TASK REQUIREMENTS:
Print the records below exactly, with no pictures.

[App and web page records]
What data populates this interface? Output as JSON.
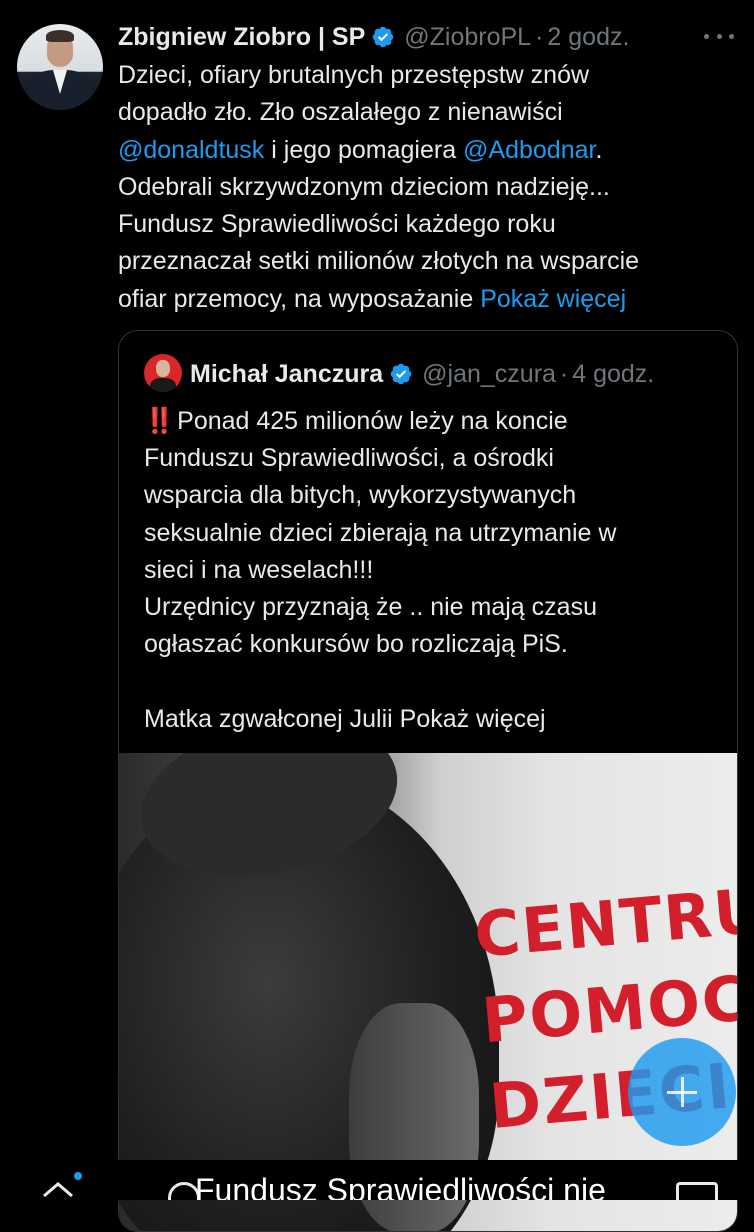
{
  "tweet": {
    "author_name": "Zbigniew Ziobro | SP",
    "handle": "@ZiobroPL",
    "separator": "·",
    "time": "2 godz.",
    "text_lines": [
      [
        "Dzieci, ofiary brutalnych przestępstw znów"
      ],
      [
        "dopadło zło. Zło oszalałego z nienawiści"
      ],
      [
        "@donaldtusk",
        " i jego pomagiera ",
        "@Adbodnar",
        "."
      ],
      [
        "Odebrali skrzywdzonym dzieciom nadzieję..."
      ],
      [
        "Fundusz Sprawiedliwości każdego roku"
      ],
      [
        "przeznaczał setki milionów złotych na wsparcie"
      ],
      [
        "ofiar przemocy, na wyposażanie ",
        "Pokaż więcej"
      ]
    ],
    "mention_1": "@donaldtusk",
    "mention_2": "@Adbodnar",
    "show_more": "Pokaż więcej"
  },
  "quote": {
    "author_name": "Michał Janczura",
    "handle": "@jan_czura",
    "separator": "·",
    "time": "4 godz.",
    "emoji": "‼️",
    "lines": [
      "Ponad 425 milionów leży na koncie",
      "Funduszu Sprawiedliwości, a ośrodki",
      "wsparcia dla bitych, wykorzystywanych",
      "seksualnie dzieci zbierają na utrzymanie w",
      "sieci i na weselach!!!",
      "Urzędnicy przyznają że .. nie mają czasu",
      "ogłaszać konkursów bo rozliczają PiS.",
      "",
      "Matka zgwałconej Julii Pokaż więcej"
    ],
    "media": {
      "sign_line_1": "CENTRU",
      "sign_line_2": "POMOC",
      "sign_line_3": "DZIECI"
    }
  },
  "bottom": {
    "overlay_text": "Fundusz Sprawiedliwości nie"
  },
  "colors": {
    "background": "#000000",
    "text": "#e7e9ea",
    "muted": "#71767b",
    "link": "#1d9bf0",
    "border": "#2f3336",
    "sign_red": "#d21f2b"
  },
  "icons": {
    "verified": "verified-badge-icon",
    "more": "more-icon",
    "compose": "compose-plus-icon"
  }
}
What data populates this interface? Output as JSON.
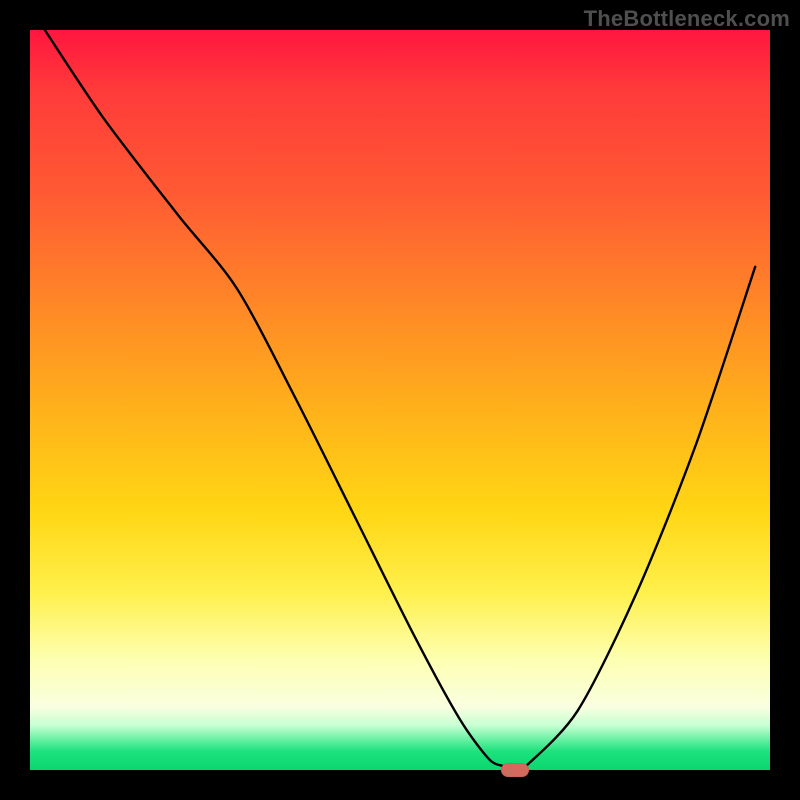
{
  "watermark": "TheBottleneck.com",
  "chart_data": {
    "type": "line",
    "title": "",
    "xlabel": "",
    "ylabel": "",
    "xlim": [
      0,
      100
    ],
    "ylim": [
      0,
      100
    ],
    "x": [
      2,
      10,
      20,
      28,
      36,
      44,
      52,
      58,
      62,
      64,
      65,
      66,
      67,
      74,
      82,
      90,
      98
    ],
    "values": [
      100,
      88,
      75,
      65,
      50,
      34,
      18,
      7,
      1.5,
      0.5,
      0.0,
      0.0,
      0.5,
      8,
      24,
      44,
      68
    ],
    "flat_region_x": [
      64,
      67
    ],
    "marker": {
      "x": 65.5,
      "y": 0.0,
      "color": "#d46a5e"
    },
    "colors": {
      "gradient_top": "#ff163f",
      "gradient_mid": "#ffd614",
      "gradient_bottom": "#0bd66f",
      "curve": "#000000",
      "frame": "#000000"
    }
  }
}
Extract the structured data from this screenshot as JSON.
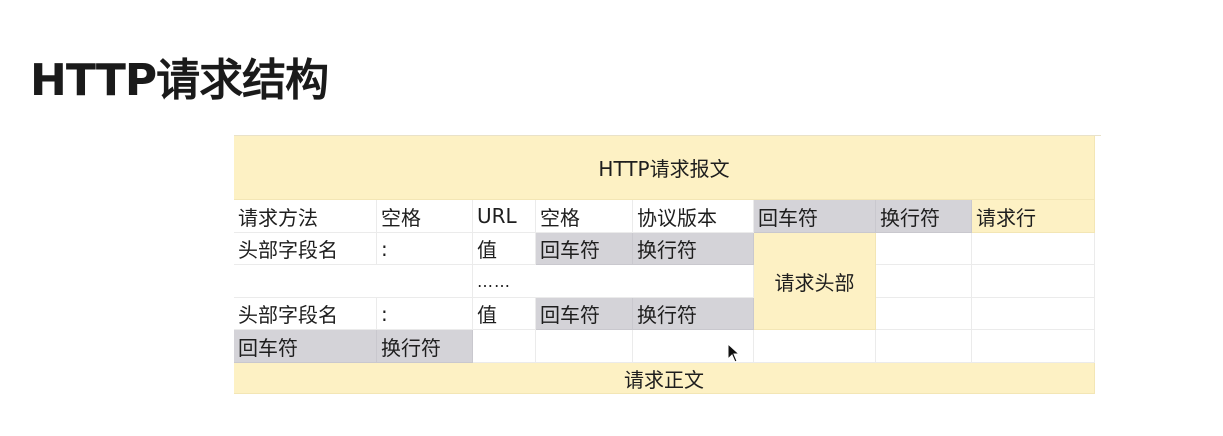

TASK RESPONSE:
What data populates this interface? Output as JSON.
{
  "tweet": {
    "author_name": "Zbigniew Ziobro | SP",
    "handle": "@ZiobroPL",
    "separator": "·",
    "time": "2 godz.",
    "text_lines": [
      [
        "Dzieci, ofiary brutalnych przestępstw znów"
      ],
      [
        "dopadło zło. Zło oszalałego z nienawiści"
      ],
      [
        "@donaldtusk",
        " i jego pomagiera ",
        "@Adbodnar",
        "."
      ],
      [
        "Odebrali skrzywdzonym dzieciom nadzieję..."
      ],
      [
        "Fundusz Sprawiedliwości każdego roku"
      ],
      [
        "przeznaczał setki milionów złotych na wsparcie"
      ],
      [
        "ofiar przemocy, na wyposażanie ",
        "Pokaż więcej"
      ]
    ],
    "mention_1": "@donaldtusk",
    "mention_2": "@Adbodnar",
    "show_more": "Pokaż więcej"
  },
  "quote": {
    "author_name": "Michał Janczura",
    "handle": "@jan_czura",
    "separator": "·",
    "time": "4 godz.",
    "emoji": "‼️",
    "lines": [
      "Ponad 425 milionów leży na koncie",
      "Funduszu Sprawiedliwości, a ośrodki",
      "wsparcia dla bitych, wykorzystywanych",
      "seksualnie dzieci zbierają na utrzymanie w",
      "sieci i na weselach!!!",
      "Urzędnicy przyznają że .. nie mają czasu",
      "ogłaszać konkursów bo rozliczają PiS.",
      "",
      "Matka zgwałconej Julii Pokaż więcej"
    ],
    "media": {
      "sign_line_1": "CENTRU",
      "sign_line_2": "POMOC",
      "sign_line_3": "DZIECI"
    }
  },
  "bottom": {
    "overlay_text": "Fundusz Sprawiedliwości nie"
  },
  "colors": {
    "background": "#000000",
    "text": "#e7e9ea",
    "muted": "#71767b",
    "link": "#1d9bf0",
    "border": "#2f3336",
    "sign_red": "#d21f2b"
  },
  "icons": {
    "verified": "verified-badge-icon",
    "more": "more-icon",
    "compose": "compose-plus-icon"
  }
}
What data populates this interface? Output as JSON.
{
  "watermark": "TheBottleneck.com",
  "chart_data": {
    "type": "line",
    "title": "",
    "xlabel": "",
    "ylabel": "",
    "xlim": [
      0,
      100
    ],
    "ylim": [
      0,
      100
    ],
    "x": [
      2,
      10,
      20,
      28,
      36,
      44,
      52,
      58,
      62,
      64,
      65,
      66,
      67,
      74,
      82,
      90,
      98
    ],
    "values": [
      100,
      88,
      75,
      65,
      50,
      34,
      18,
      7,
      1.5,
      0.5,
      0.0,
      0.0,
      0.5,
      8,
      24,
      44,
      68
    ],
    "flat_region_x": [
      64,
      67
    ],
    "marker": {
      "x": 65.5,
      "y": 0.0,
      "color": "#d46a5e"
    },
    "colors": {
      "gradient_top": "#ff163f",
      "gradient_mid": "#ffd614",
      "gradient_bottom": "#0bd66f",
      "curve": "#000000",
      "frame": "#000000"
    }
  }
}
Extract the structured data from this screenshot as JSON.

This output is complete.